(TASK DESCRIPTION) From the first line to the last, retype the data below exactly.

Segment Start: RECORDS

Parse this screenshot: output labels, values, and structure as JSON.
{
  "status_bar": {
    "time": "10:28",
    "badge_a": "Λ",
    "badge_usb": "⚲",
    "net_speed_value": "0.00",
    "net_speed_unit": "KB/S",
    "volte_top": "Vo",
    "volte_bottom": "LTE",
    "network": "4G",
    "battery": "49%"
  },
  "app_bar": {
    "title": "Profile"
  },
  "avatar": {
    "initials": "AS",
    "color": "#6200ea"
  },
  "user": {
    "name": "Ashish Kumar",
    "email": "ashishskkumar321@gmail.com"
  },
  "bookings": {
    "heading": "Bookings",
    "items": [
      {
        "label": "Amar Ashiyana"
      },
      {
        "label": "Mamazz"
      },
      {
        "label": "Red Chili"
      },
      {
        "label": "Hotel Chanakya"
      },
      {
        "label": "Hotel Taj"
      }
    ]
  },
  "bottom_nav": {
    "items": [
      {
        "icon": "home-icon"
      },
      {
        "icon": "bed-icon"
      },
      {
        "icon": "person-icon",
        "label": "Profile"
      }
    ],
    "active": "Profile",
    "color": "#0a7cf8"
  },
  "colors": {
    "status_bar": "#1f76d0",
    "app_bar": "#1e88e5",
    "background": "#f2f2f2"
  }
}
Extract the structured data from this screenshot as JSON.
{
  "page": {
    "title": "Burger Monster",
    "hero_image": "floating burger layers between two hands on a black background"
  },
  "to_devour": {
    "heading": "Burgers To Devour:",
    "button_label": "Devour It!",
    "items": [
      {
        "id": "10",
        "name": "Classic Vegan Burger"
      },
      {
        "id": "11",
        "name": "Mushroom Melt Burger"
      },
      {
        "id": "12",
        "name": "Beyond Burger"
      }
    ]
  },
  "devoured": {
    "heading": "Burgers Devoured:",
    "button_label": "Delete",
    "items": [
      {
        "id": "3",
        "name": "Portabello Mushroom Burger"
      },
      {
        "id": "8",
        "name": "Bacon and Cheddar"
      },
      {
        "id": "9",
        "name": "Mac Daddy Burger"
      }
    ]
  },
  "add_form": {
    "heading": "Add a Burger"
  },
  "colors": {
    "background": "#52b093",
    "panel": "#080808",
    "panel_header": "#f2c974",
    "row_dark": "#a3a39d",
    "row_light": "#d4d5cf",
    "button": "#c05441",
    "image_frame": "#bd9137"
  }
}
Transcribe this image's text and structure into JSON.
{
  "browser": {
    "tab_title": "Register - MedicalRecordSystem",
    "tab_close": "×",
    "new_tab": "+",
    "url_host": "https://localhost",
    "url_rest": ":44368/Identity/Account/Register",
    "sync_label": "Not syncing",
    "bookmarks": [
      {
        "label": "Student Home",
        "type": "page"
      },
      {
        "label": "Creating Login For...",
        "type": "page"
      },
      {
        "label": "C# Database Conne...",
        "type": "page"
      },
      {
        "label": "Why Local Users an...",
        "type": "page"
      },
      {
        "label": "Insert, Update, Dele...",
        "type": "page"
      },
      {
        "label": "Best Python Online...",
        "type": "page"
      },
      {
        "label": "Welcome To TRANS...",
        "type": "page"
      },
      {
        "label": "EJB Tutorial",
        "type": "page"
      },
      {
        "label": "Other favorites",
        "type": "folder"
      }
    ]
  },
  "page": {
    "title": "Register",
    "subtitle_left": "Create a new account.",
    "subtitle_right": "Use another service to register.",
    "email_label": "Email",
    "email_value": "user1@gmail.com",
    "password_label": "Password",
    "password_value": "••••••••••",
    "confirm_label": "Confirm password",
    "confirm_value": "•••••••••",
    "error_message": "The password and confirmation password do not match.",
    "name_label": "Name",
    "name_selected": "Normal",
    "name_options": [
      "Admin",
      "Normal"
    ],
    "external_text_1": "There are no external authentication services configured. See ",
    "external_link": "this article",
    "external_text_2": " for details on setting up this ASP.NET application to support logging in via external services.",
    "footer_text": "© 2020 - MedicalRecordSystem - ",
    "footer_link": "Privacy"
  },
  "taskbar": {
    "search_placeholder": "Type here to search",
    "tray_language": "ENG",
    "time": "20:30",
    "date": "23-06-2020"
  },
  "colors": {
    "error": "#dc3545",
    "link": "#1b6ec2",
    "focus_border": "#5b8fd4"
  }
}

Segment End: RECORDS

(SOLUTION)
Parse this screenshot: output labels, values, and structure as JSON.
{
  "status_bar": {
    "time": "10:28",
    "badge_a": "Λ",
    "badge_usb": "⚲",
    "net_speed_value": "0.00",
    "net_speed_unit": "KB/S",
    "volte_top": "Vo",
    "volte_bottom": "LTE",
    "network": "4G",
    "battery": "49%"
  },
  "app_bar": {
    "title": "Profile"
  },
  "avatar": {
    "initials": "AS",
    "color": "#6200ea"
  },
  "user": {
    "name": "Ashish Kumar",
    "email": "ashishskkumar321@gmail.com"
  },
  "bookings": {
    "heading": "Bookings",
    "items": [
      {
        "label": "Amar Ashiyana"
      },
      {
        "label": "Mamazz"
      },
      {
        "label": "Red Chili"
      },
      {
        "label": "Hotel Chanakya"
      },
      {
        "label": "Hotel Taj"
      }
    ]
  },
  "bottom_nav": {
    "items": [
      {
        "icon": "home-icon"
      },
      {
        "icon": "bed-icon"
      },
      {
        "icon": "person-icon",
        "label": "Profile"
      }
    ],
    "active": "Profile",
    "color": "#0a7cf8"
  },
  "colors": {
    "status_bar": "#1f76d0",
    "app_bar": "#1e88e5",
    "background": "#f2f2f2"
  }
}
Extract the structured data from this screenshot as JSON.
{
  "page": {
    "title": "Burger Monster",
    "hero_image": "floating burger layers between two hands on a black background"
  },
  "to_devour": {
    "heading": "Burgers To Devour:",
    "button_label": "Devour It!",
    "items": [
      {
        "id": "10",
        "name": "Classic Vegan Burger"
      },
      {
        "id": "11",
        "name": "Mushroom Melt Burger"
      },
      {
        "id": "12",
        "name": "Beyond Burger"
      }
    ]
  },
  "devoured": {
    "heading": "Burgers Devoured:",
    "button_label": "Delete",
    "items": [
      {
        "id": "3",
        "name": "Portabello Mushroom Burger"
      },
      {
        "id": "8",
        "name": "Bacon and Cheddar"
      },
      {
        "id": "9",
        "name": "Mac Daddy Burger"
      }
    ]
  },
  "add_form": {
    "heading": "Add a Burger"
  },
  "colors": {
    "background": "#52b093",
    "panel": "#080808",
    "panel_header": "#f2c974",
    "row_dark": "#a3a39d",
    "row_light": "#d4d5cf",
    "button": "#c05441",
    "image_frame": "#bd9137"
  }
}
Transcribe this image's text and structure into JSON.
{
  "browser": {
    "tab_title": "Register - MedicalRecordSystem",
    "tab_close": "×",
    "new_tab": "+",
    "url_host": "https://localhost",
    "url_rest": ":44368/Identity/Account/Register",
    "sync_label": "Not syncing",
    "bookmarks": [
      {
        "label": "Student Home",
        "type": "page"
      },
      {
        "label": "Creating Login For...",
        "type": "page"
      },
      {
        "label": "C# Database Conne...",
        "type": "page"
      },
      {
        "label": "Why Local Users an...",
        "type": "page"
      },
      {
        "label": "Insert, Update, Dele...",
        "type": "page"
      },
      {
        "label": "Best Python Online...",
        "type": "page"
      },
      {
        "label": "Welcome To TRANS...",
        "type": "page"
      },
      {
        "label": "EJB Tutorial",
        "type": "page"
      },
      {
        "label": "Other favorites",
        "type": "folder"
      }
    ]
  },
  "page": {
    "title": "Register",
    "subtitle_left": "Create a new account.",
    "subtitle_right": "Use another service to register.",
    "email_label": "Email",
    "email_value": "user1@gmail.com",
    "password_label": "Password",
    "password_value": "••••••••••",
    "confirm_label": "Confirm password",
    "confirm_value": "•••••••••",
    "error_message": "The password and confirmation password do not match.",
    "name_label": "Name",
    "name_selected": "Normal",
    "name_options": [
      "Admin",
      "Normal"
    ],
    "external_text_1": "There are no external authentication services configured. See ",
    "external_link": "this article",
    "external_text_2": " for details on setting up this ASP.NET application to support logging in via external services.",
    "footer_text": "© 2020 - MedicalRecordSystem - ",
    "footer_link": "Privacy"
  },
  "taskbar": {
    "search_placeholder": "Type here to search",
    "tray_language": "ENG",
    "time": "20:30",
    "date": "23-06-2020"
  },
  "colors": {
    "error": "#dc3545",
    "link": "#1b6ec2",
    "focus_border": "#5b8fd4"
  }
}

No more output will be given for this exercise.